• **Problem requirements**
Retrieve every line of the data holding the word "Photoshop".

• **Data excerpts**
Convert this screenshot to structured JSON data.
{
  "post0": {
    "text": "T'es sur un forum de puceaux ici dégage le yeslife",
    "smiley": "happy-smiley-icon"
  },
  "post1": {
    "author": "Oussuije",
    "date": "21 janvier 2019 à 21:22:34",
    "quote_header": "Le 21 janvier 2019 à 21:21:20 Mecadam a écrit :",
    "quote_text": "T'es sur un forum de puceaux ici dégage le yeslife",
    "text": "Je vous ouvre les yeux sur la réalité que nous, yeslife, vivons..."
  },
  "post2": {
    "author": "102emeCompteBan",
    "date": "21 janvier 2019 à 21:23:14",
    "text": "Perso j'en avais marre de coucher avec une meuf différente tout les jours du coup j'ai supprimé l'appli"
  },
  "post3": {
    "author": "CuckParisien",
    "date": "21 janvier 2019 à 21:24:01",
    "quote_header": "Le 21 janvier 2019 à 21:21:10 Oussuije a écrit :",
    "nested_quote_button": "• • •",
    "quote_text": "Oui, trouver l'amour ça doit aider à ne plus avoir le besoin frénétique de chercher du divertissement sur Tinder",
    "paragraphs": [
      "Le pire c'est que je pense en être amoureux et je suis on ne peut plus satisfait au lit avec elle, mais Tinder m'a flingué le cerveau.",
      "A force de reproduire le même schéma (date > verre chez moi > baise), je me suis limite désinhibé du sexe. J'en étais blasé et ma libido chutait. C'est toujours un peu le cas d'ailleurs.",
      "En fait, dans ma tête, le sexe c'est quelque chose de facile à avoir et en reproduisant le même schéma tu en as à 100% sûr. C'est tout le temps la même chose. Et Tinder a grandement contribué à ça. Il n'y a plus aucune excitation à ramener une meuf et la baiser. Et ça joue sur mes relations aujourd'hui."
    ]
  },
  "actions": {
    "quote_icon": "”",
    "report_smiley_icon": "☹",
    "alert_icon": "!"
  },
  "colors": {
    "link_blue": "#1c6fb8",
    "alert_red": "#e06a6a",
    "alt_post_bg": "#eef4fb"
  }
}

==

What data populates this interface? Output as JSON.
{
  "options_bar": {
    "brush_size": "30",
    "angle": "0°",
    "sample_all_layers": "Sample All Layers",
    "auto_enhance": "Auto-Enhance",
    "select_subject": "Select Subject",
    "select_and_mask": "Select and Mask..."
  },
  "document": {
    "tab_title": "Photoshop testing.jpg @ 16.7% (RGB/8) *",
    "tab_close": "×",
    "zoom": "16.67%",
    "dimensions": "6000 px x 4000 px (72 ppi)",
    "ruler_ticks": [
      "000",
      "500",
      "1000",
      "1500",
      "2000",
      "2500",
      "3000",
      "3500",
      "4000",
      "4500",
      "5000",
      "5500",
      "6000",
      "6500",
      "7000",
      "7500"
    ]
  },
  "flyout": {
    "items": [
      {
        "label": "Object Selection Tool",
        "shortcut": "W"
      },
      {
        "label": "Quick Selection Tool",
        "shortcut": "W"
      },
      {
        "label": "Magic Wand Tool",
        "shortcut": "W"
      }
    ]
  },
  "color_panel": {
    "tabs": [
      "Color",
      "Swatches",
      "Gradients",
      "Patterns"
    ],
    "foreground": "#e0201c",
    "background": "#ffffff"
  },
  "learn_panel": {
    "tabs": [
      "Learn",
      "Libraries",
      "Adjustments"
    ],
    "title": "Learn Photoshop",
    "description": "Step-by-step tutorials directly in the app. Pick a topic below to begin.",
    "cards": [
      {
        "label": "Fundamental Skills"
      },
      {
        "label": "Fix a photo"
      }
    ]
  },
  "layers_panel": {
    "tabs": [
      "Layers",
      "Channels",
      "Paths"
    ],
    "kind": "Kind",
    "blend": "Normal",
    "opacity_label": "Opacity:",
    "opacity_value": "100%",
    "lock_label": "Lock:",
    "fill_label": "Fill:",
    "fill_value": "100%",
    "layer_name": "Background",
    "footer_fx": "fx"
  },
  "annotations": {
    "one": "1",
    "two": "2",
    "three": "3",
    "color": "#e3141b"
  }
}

• **Task solution**
    "tab_title": "Photoshop testing.jpg @ 16.7% (RGB/8) *",
    "title": "Learn Photoshop",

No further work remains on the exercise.